2. Of course, to lift up Barth as a possible solution to the debate is not new, nor is it very persuasive to hard-core adherents of both positions. I suspect Calvinists and Arminians want their abstract conceptions of freedom, not because they care about the debates over metaphysics but because they are both deeply afraid of what it mean to go a different route. To put it directly, both Calvinists and Arminians are afraid of universalism. Calvinists need an abstract divine freedom (that is, an abstract decision of predestination) because their commitment to irresistible grace and the efficacy of God’s election means that a divine freedom determined by Christ’s reconciling promeity would result in the salvation of all people. Arminians need an abstract human freedom because their commitment to God’s universal desire for all to be saved (see Olson’s reference to 1 Tim. 2:4 above) would mean, again, that all humans would be saved were it not for our ability to thwart God’s will. But maybe—just maybe!—the problem is the presupposition by both sides that the salvation of all people is absolutely prohibited as a possible option in theology. Maybe our abstract commitments to a non-universalist eschatology and to certain notions of what freedom means for God and for human beings are at the root of the problem. Maybe we should let the reconciling mission of Christ determine what we can say about freedom and eschatological consummation.

3. In other words, the following claim by Olson is a false binary: “Either God wanted hell antecedently, in which case God is a monster, or God only wants hell consequently (to the fall) and that means God doesn’t exactly ‘win’ in every sense, right?” The answer is no and no. I agree with Olson that God would be a monster for willing hell in advance. The old doctrine of double predestination is indeed a diabolic position to hold. But the Arminian alternative fares no better. Is a God who sends people to hell really much worse than a God who is impotent in the end to save those who reject the gospel (or never hear it in the first place)? The former is a God who is sovereign but cruel; the latter is a God who is weak but loving. The former is protologically monstrous, while the latter is eschatologically monstrous. But it’s unacceptable either way. If all are not finally saved, then God cannot be said to have “won.” And a God who does not “win”—who does not fully and finally accomplish God’s own perfect will—is simply not the God attested in scripture.

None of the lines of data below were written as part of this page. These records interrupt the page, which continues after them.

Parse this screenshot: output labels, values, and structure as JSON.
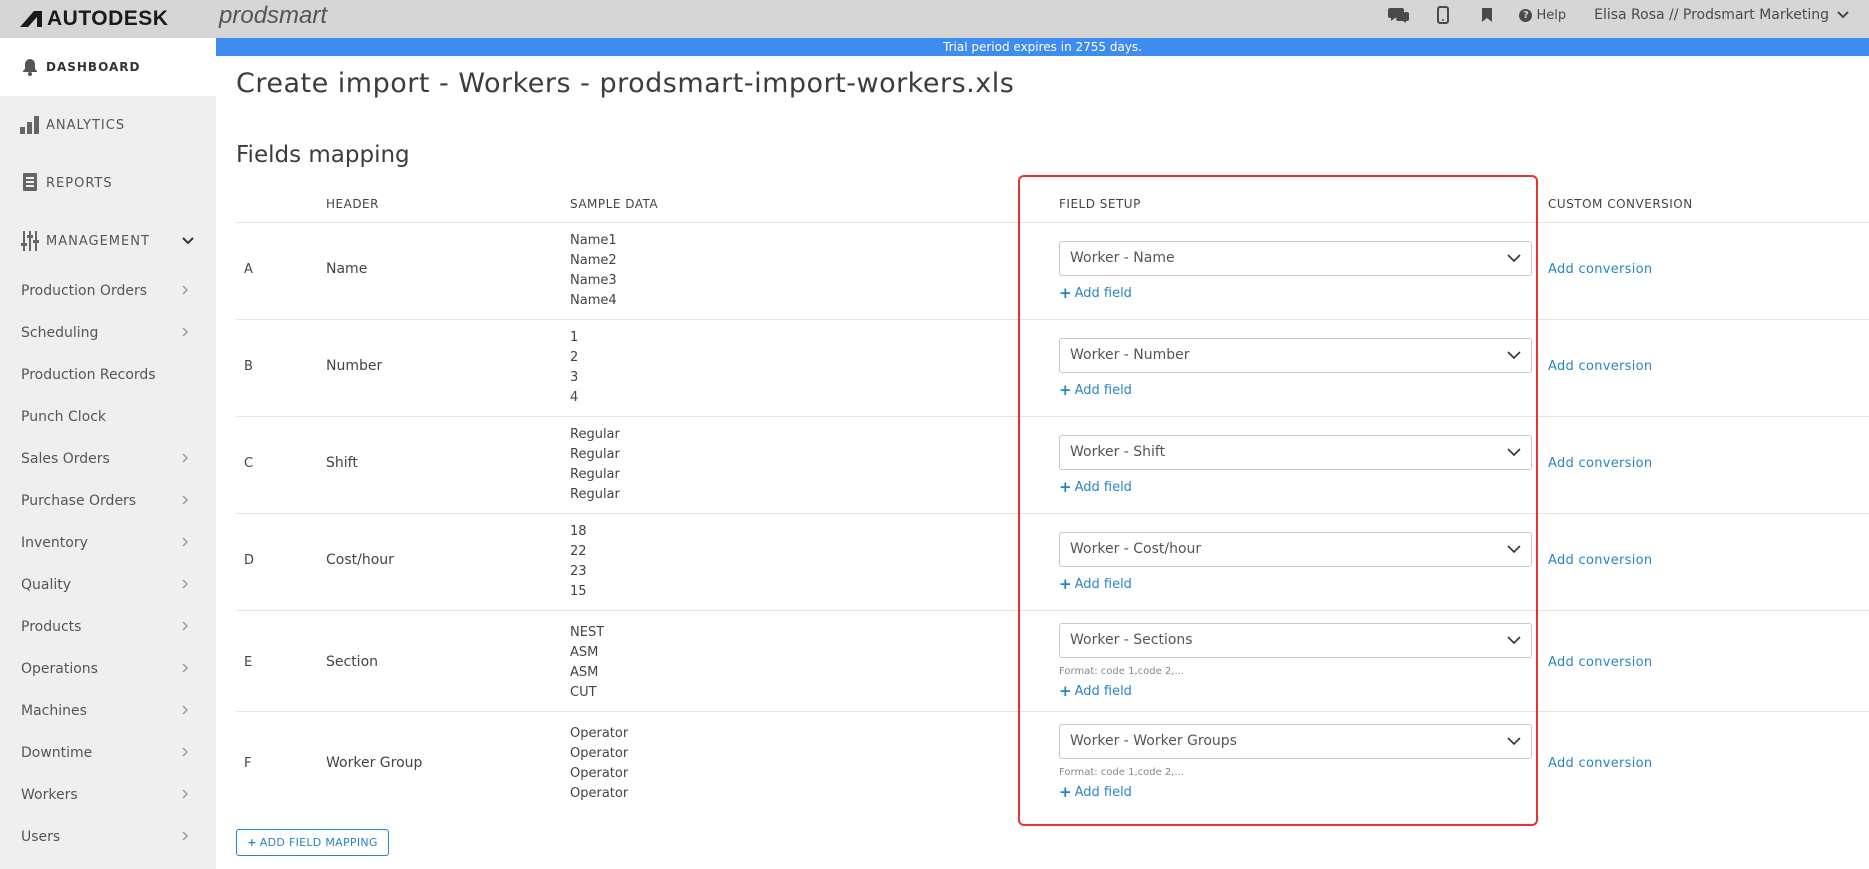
{
  "topbar": {
    "brand": "AUTODESK",
    "product": "prodsmart",
    "icons": [
      "chat-icon",
      "mobile-icon",
      "bookmark-icon"
    ],
    "help_label": "Help",
    "user_label": "Elisa Rosa // Prodsmart Marketing"
  },
  "banner": {
    "text": "Trial period expires in 2755 days."
  },
  "sidebar": {
    "dashboard": "DASHBOARD",
    "analytics": "ANALYTICS",
    "reports": "REPORTS",
    "management": "MANAGEMENT",
    "items": [
      {
        "label": "Production Orders",
        "has_submenu": true
      },
      {
        "label": "Scheduling",
        "has_submenu": true
      },
      {
        "label": "Production Records",
        "has_submenu": false
      },
      {
        "label": "Punch Clock",
        "has_submenu": false
      },
      {
        "label": "Sales Orders",
        "has_submenu": true
      },
      {
        "label": "Purchase Orders",
        "has_submenu": true
      },
      {
        "label": "Inventory",
        "has_submenu": true
      },
      {
        "label": "Quality",
        "has_submenu": true
      },
      {
        "label": "Products",
        "has_submenu": true
      },
      {
        "label": "Operations",
        "has_submenu": true
      },
      {
        "label": "Machines",
        "has_submenu": true
      },
      {
        "label": "Downtime",
        "has_submenu": true
      },
      {
        "label": "Workers",
        "has_submenu": true
      },
      {
        "label": "Users",
        "has_submenu": true
      }
    ]
  },
  "main": {
    "title": "Create import - Workers - prodsmart-import-workers.xls",
    "section_title": "Fields mapping",
    "columns": {
      "header": "HEADER",
      "sample_data": "SAMPLE DATA",
      "field_setup": "FIELD SETUP",
      "custom_conversion": "CUSTOM CONVERSION"
    },
    "add_field_label": "Add field",
    "add_conversion_label": "Add conversion",
    "format_hint": "Format: code 1,code 2,...",
    "rows": [
      {
        "letter": "A",
        "header": "Name",
        "samples": [
          "Name1",
          "Name2",
          "Name3",
          "Name4"
        ],
        "field": "Worker - Name",
        "has_format": false
      },
      {
        "letter": "B",
        "header": "Number",
        "samples": [
          "1",
          "2",
          "3",
          "4"
        ],
        "field": "Worker - Number",
        "has_format": false
      },
      {
        "letter": "C",
        "header": "Shift",
        "samples": [
          "Regular",
          "Regular",
          "Regular",
          "Regular"
        ],
        "field": "Worker - Shift",
        "has_format": false
      },
      {
        "letter": "D",
        "header": "Cost/hour",
        "samples": [
          "18",
          "22",
          "23",
          "15"
        ],
        "field": "Worker - Cost/hour",
        "has_format": false
      },
      {
        "letter": "E",
        "header": "Section",
        "samples": [
          "NEST",
          "ASM",
          "ASM",
          "CUT"
        ],
        "field": "Worker - Sections",
        "has_format": true
      },
      {
        "letter": "F",
        "header": "Worker Group",
        "samples": [
          "Operator",
          "Operator",
          "Operator",
          "Operator"
        ],
        "field": "Worker - Worker Groups",
        "has_format": true
      }
    ],
    "add_mapping_label": "ADD FIELD MAPPING"
  },
  "colors": {
    "accent_blue": "#2a84c4",
    "banner_blue": "#3f8cf0",
    "highlight_red": "#e63333",
    "sidebar_bg": "#efefef",
    "topbar_bg": "#d6d6d6"
  }
}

4. We can put the problem another way: for both Calvinists and Arminians, love and justice have been defined in the abstract, i.e., apart from God’s concrete self-communication in Christ. Thus both pit love and justice in a competitive relationship. Calvinism grounds the competition in God’s eternal predestination—so that God determines where love will “win” and where justice will “win.” Arminianism grounds the competition in the conflict between a loving God and a sinful humanity: God loves everyone, but this loving divine will is overpowered by a human refusal of this love that, according to the rules of the game, forces God to exact justice. If we begin with Christ, however, it turns out that love and justice are non-competitively related, since it is precisely the love of God for all that God’s cruciform justice serves to accomplish. Justice is simply the form that God’s love takes in the event of the cross. The notions of love and justice are not theologically meaningful independent of and prior to the actualization of God’s just love in the concrete reality of Jesus Christ. The attempt to define them in advance and then figure out how they relate theologically results in this intractable debate.

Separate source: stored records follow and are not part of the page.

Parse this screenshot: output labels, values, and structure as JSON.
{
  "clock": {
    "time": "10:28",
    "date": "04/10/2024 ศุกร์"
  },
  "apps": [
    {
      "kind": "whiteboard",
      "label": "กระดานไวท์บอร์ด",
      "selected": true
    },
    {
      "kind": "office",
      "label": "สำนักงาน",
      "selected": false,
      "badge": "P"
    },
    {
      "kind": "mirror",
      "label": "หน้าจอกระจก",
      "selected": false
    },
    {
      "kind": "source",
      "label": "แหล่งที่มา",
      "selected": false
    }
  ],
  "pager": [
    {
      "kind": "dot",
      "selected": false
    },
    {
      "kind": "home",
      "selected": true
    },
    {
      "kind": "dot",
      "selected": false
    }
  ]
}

5. This whole debate also seems to take for granted the notion that eschatology refers to something “beyond death,” that is, beyond each person’s individual perishing. Maybe that’s something we need to reconsider as well.